Little research with long follow-up exists on home-visiting programs that are designed for older preschool children (4-5 years old) and emphasize the parenting practices needed to support school readiness skills in children.
‘Preschool home visiting programs help close the gap in school readiness and child well-being associated with poverty.’
200 4-year-old children from low-income families recruited for this randomized clinical trial in 2008-2009 and followed up in 2013-2014.
95 families chosen to receive 10 home visits during preschool, six visits in kindergarten, parent coaching and home-learning materials as part of the Research-Based and Developmentally Informed-Parent home visiting program (intervention); 105 families served as a comparison group and received math home-learning games in the mail (control); assessment of academic performance, social-emotional adjustment and problems at home by the end of third grade (outcomes)
This was a randomized clinical trial (RCT). RCTs allow for the strongest inferences to be made about the true effect of an intervention. However, not all RCT results can be replicated in real-world settings because patient characteristics or other variables may differ from those that were studied in the RCT.
Karen L. Bierman, Ph.D., Pennsylvania State University, University Park, and coauthors
In this randomized clinical trial that included 200 families (n = 200 children), preschool home visiting promoted gains in child academic performance, social-emotional adjustment, and reduced home problems in third grade. Intervention-related improvements in these 3 domains mediated significant reductions in child need for educational and mental health services.

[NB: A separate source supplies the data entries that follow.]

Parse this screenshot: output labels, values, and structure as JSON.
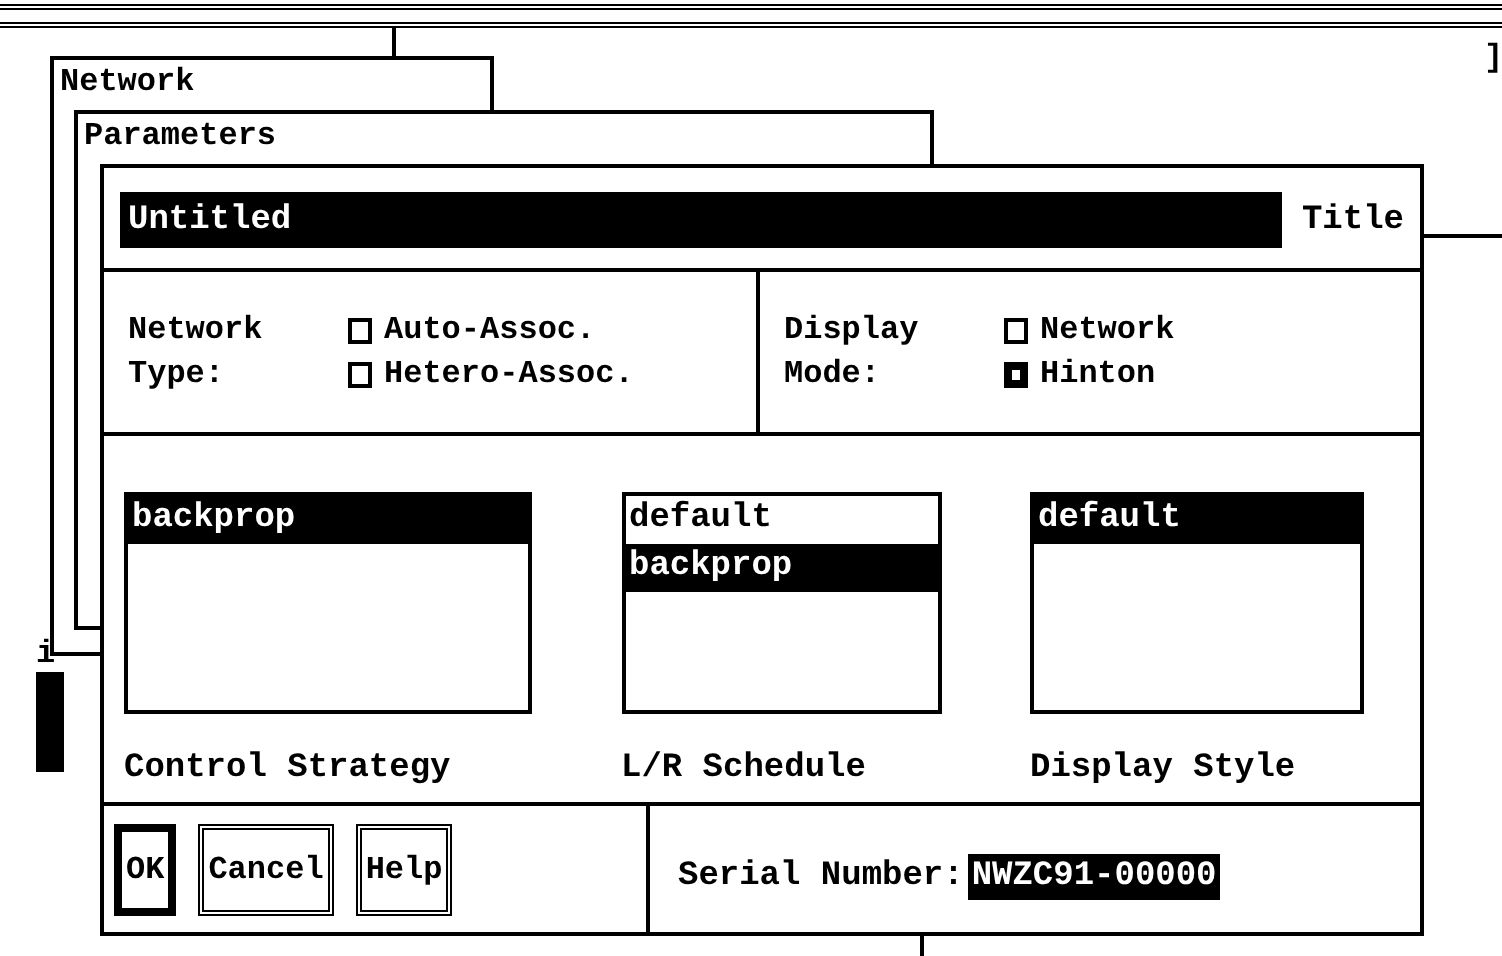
{
  "background": {
    "network_window": {
      "title": "Network"
    },
    "parameters_window": {
      "title": "Parameters"
    },
    "corner_mark": "]",
    "left_fragment": "i"
  },
  "dialog": {
    "title_field": {
      "value": "Untitled",
      "label": "Title"
    },
    "network_type": {
      "label": "Network Type:",
      "options": [
        {
          "label": "Auto-Assoc.",
          "selected": false
        },
        {
          "label": "Hetero-Assoc.",
          "selected": false
        }
      ]
    },
    "display_mode": {
      "label": "Display Mode:",
      "options": [
        {
          "label": "Network",
          "selected": false
        },
        {
          "label": "Hinton",
          "selected": true
        }
      ]
    },
    "lists": [
      {
        "caption": "Control Strategy",
        "items": [
          {
            "label": "backprop",
            "selected": true
          }
        ]
      },
      {
        "caption": "L/R Schedule",
        "items": [
          {
            "label": "default",
            "selected": false
          },
          {
            "label": "backprop",
            "selected": true
          }
        ]
      },
      {
        "caption": "Display Style",
        "items": [
          {
            "label": "default",
            "selected": true
          }
        ]
      }
    ],
    "buttons": [
      {
        "label": "OK",
        "default": true
      },
      {
        "label": "Cancel",
        "default": false
      },
      {
        "label": "Help",
        "default": false
      }
    ],
    "serial": {
      "label": "Serial Number:",
      "value": "NWZC91-00000"
    }
  }
}
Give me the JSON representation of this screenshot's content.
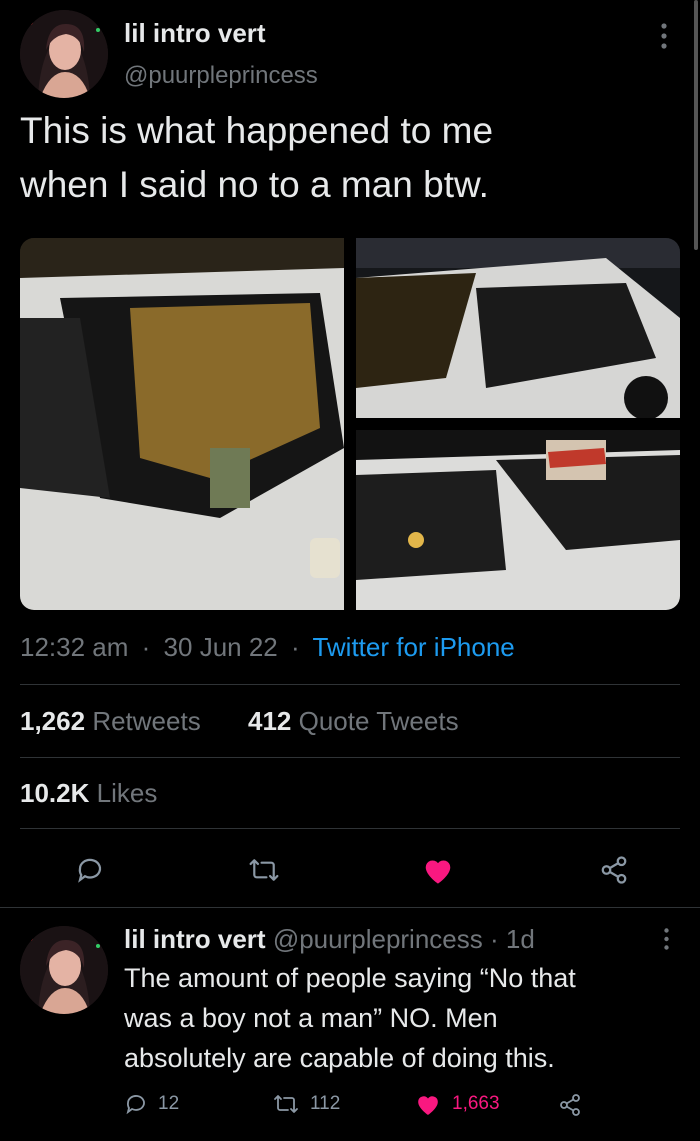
{
  "tweet": {
    "display_name": "lil intro vert",
    "handle": "@puurpleprincess",
    "text_line1": "This is what happened to me",
    "text_line2": "when I said no to a man btw.",
    "time": "12:32 am",
    "date": "30 Jun 22",
    "source": "Twitter for iPhone",
    "retweets_count": "1,262",
    "retweets_label": "Retweets",
    "quotes_count": "412",
    "quotes_label": "Quote Tweets",
    "likes_count": "10.2K",
    "likes_label": "Likes"
  },
  "reply": {
    "display_name": "lil intro vert",
    "handle": "@puurpleprincess",
    "age": "1d",
    "text_line1": "The amount of people saying “No that",
    "text_line2": "was a boy not a man” NO. Men",
    "text_line3": "absolutely are capable of doing this.",
    "reply_count": "12",
    "retweet_count": "112",
    "like_count": "1,663"
  },
  "colors": {
    "link": "#1d9bf0",
    "like": "#f91880",
    "muted": "#71767b"
  },
  "separators": {
    "dot": "·"
  }
}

Some parents invited to participate in the study declined to do so, likely contributing to a final group of motivated study participants.